26. August 2020 0

This post is an update to our earlier post in April regarding the creation of the BC Human Rights Commission- check it out here.

On August 4, 2020, multiple legislative changes to the Human Rights Code, RSBC 1996, c 210 (the “Code”), as well as the Human Right’s Commissioner’s Inquiry Regulation received royal assent.  These changes will come into force on September 1, 2020. Highlights of these changes include the following:

  • The Legislative Assembly or any of its committees can refer a matter to the Commissioner at any time for an inquiry and a report. The Human Rights Commissioner is tasked with promoting and protecting human rights. If the Commissioner chooses to accept the referral, the Commissioner is required to inquire into the matter and create a written report for the Legislative Assembly. If the Commissioner chooses to not accept the referral, written reasons must be provided to the Legislative Assembly.
  • If the Commissioner determines that an inquiry into a matter would serve to promote or protect human rights, the Commissioner is given the power to inquire into that matter. The inquiry may be done publicly.
  • While conducting an inquiry, the Commissioner is given broad powers to gather information, including ordering a person to attend an interview or produce records to the Commissioner. This order may be filed with the Supreme Court and has the same force and effect as if it were a judgment of the Supreme Court.
  • Once an inquiry has concluded, the Commissioner may make a written report outlining any recommendations the Commissioner determines are appropriate. If the recommendation relates to a person, the Commissioner may require that person to notify the commissioner of action taken, or action that’s intended to be taken to address the recommendation. If the person does not address the recommendation within an adequate period of time, the Commissioner may write a report about that individual’s failure. This report may be published and provided to the Speaker of the Legislative Assembly.
  • It is an offence to willfully make a false statement to the Commissioner, obstruct, mislead, or attempt to mislead the Commissioner in the performance of duties under the Code. A person who commits this offense may face a monetary fine.  

Under these new changes, the Commissioner is given broad power to investigate human rights violations.
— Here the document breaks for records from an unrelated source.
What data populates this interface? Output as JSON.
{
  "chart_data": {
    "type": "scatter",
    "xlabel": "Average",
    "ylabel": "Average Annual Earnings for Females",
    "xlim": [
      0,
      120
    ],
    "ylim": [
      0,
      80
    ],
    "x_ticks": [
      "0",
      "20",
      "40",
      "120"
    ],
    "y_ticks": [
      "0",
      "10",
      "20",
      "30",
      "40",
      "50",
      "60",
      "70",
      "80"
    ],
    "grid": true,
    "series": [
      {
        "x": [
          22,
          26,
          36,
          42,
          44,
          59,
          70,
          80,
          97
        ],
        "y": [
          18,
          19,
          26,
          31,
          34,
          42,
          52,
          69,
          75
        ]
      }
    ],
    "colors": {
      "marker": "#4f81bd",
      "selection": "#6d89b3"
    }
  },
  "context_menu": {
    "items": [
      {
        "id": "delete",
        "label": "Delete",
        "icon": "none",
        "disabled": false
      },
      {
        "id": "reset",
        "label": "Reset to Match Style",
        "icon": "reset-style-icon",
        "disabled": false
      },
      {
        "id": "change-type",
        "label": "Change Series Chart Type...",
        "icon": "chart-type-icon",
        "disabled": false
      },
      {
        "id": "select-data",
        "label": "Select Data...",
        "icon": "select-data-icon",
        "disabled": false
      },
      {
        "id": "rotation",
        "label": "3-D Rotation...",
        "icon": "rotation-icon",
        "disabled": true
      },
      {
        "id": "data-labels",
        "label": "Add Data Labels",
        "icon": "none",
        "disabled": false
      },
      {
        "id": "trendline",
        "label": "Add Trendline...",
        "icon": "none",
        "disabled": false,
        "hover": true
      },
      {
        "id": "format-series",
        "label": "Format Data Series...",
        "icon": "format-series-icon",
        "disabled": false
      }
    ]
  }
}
It is hoped that these revisions will assist with identifying and ending human rights violations in BC.

This update was authored by Deanna Froese. Questions? Comments? Concerns? Contact Deanna at dfroese@harpergrey.com or anyone else listed on the authors page.